Skip to Main Content
Book Chapter

British attempts to develop groundwater and water supply on Gibraltar 1800–1985

By
Edward P.F. Rose
Edward P.F. Rose
Department of Geology, Royal Holloway, University of London Egham, Surrey TW20 0EX, UK mather@jjgeology.demon.co.uk
Search for other works by this author on:
John D. Mather
John D. Mather
Department of Geology, Royal Holloway, University of London Egham, Surrey TW20 0EX, UK mather@jjgeology.demon.co.uk
Search for other works by this author on:
Manuel Perez
Manuel Perez
AquaGib Limited Suite 10b, Leanse Place, 50 Town Range, Gibraltar mperez@lyonnaise.gi
Search for other works by this author on:
Published:
January 01, 2004

Abstract

The 6 km2 peninsula of Gibraltar is unusual hydrogeologically as, in effect, a small but high limestone island, subject to a Mediterranean climate of cool wet winters and warm dry summers. Provision of an adequate water supply for its town and garrison has been a continuing problem, particularly as the population has grown from about 3000 in the 18th century to over 30 000 by the end of the 20th. The narrow peninsula is dominated by the Rock, a mass of Lower Jurassic dolomite and limestone whose main ridge has peaks over 400 m high. Early supplies of potable water were from roof and slope rainwater runoff, and from shallow wells in the Quaternary sands that cover ‘shales’ flanking the Rock at low levels. Intermittent hydrogeological studies through the 19th and 20th centuries, notably in association with the British Geological Survey in 1876, 1943–1952, and 1974–1985 attempted to develop inferred groundwater resources within the sandy isthmus which links the Rock to southern Spain and in the Rock itself. Problems resulted from inadequate understanding of the geology, of recharge, of the behaviour of aquifers containing saline water at depth and of the need to protect aquifers from pollution. Failure to extract adequate groundwater led to development of a separate supply of saline sanitary water to reduce demand for potable water and innovative attempts to improve slope catchment of rainwater, before near-total commitment to desalination for potable supplies in 1993.

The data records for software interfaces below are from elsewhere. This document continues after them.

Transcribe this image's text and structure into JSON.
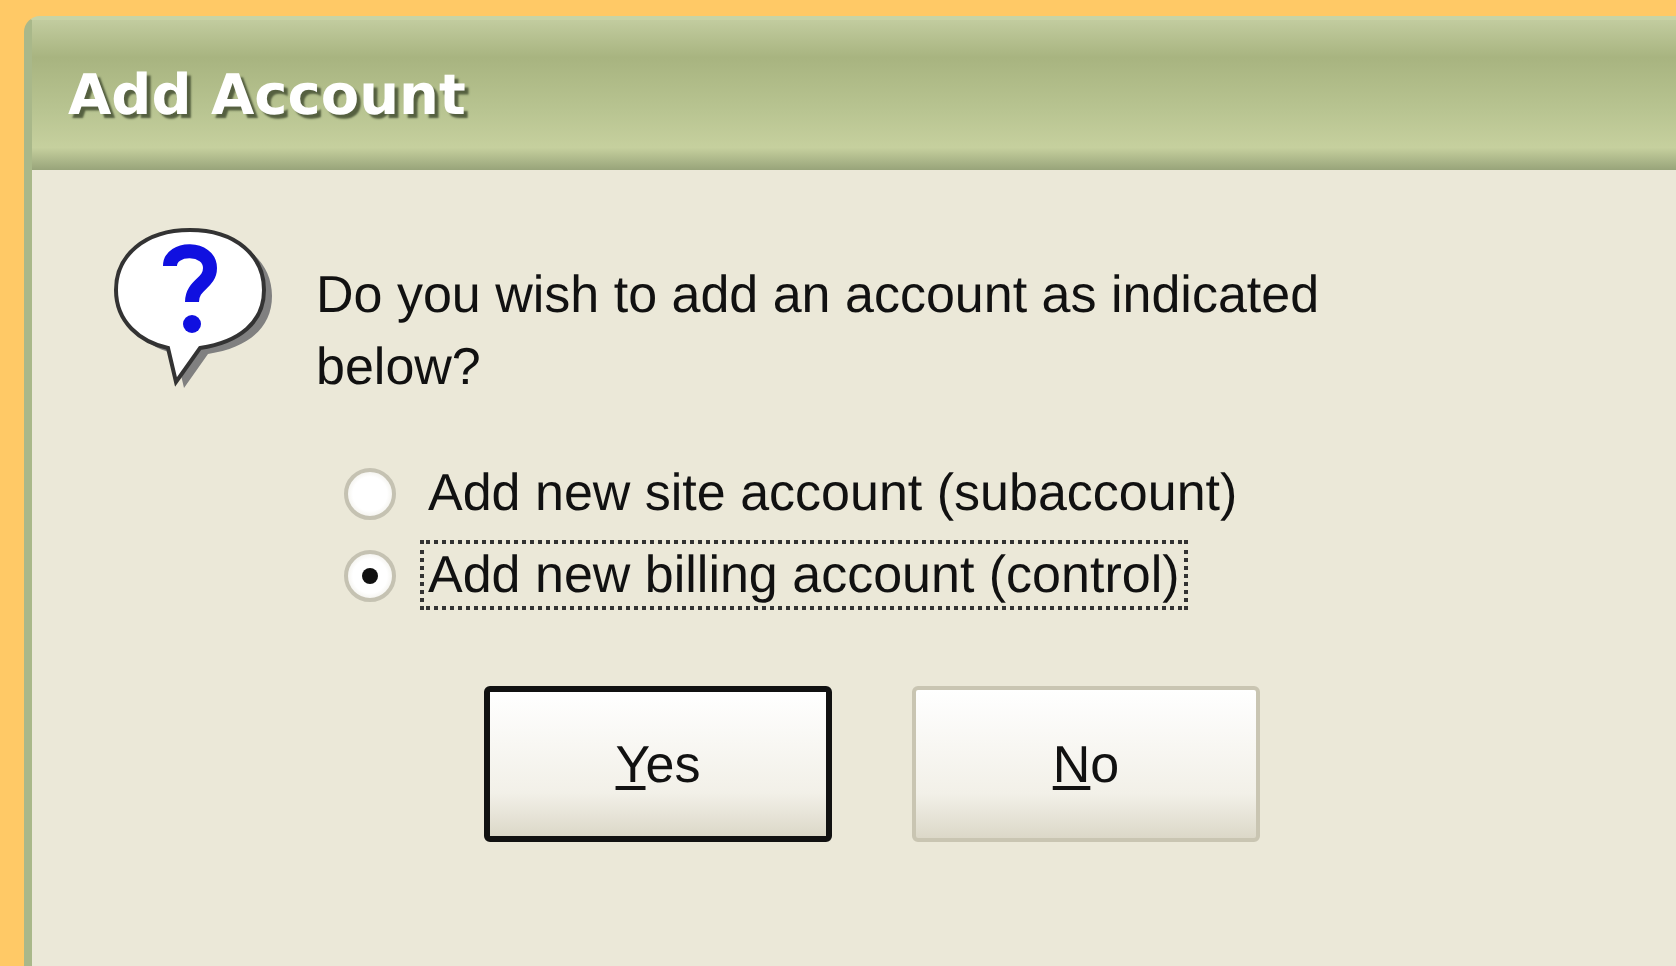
{
  "window": {
    "title": "Add Account"
  },
  "message": "Do you wish to add an account as indicated below?",
  "options": [
    {
      "label": "Add new site account (subaccount)",
      "selected": false,
      "focused": false
    },
    {
      "label": "Add new billing account (control)",
      "selected": true,
      "focused": true
    }
  ],
  "buttons": [
    {
      "label": "Yes",
      "first_letter_underlined": true,
      "default": true
    },
    {
      "label": "No",
      "first_letter_underlined": true,
      "default": false
    }
  ]
}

You do not currently have access to this article.

Figures & Tables

Contents

Geological Society, London, Special Publications

200 Years of British Hydrogeology

J. D. Mather
J. D. Mather
University of London, UK
Search for other works by this author on:
Geological Society of London
Volume
225
ISBN electronic:
9781862394735
Publication date:
January 01, 2004

GeoRef

References

Related

Citing Books via

Close Modal
This Feature Is Available To Subscribers Only

Sign In or Create an Account

Close Modal
Close Modal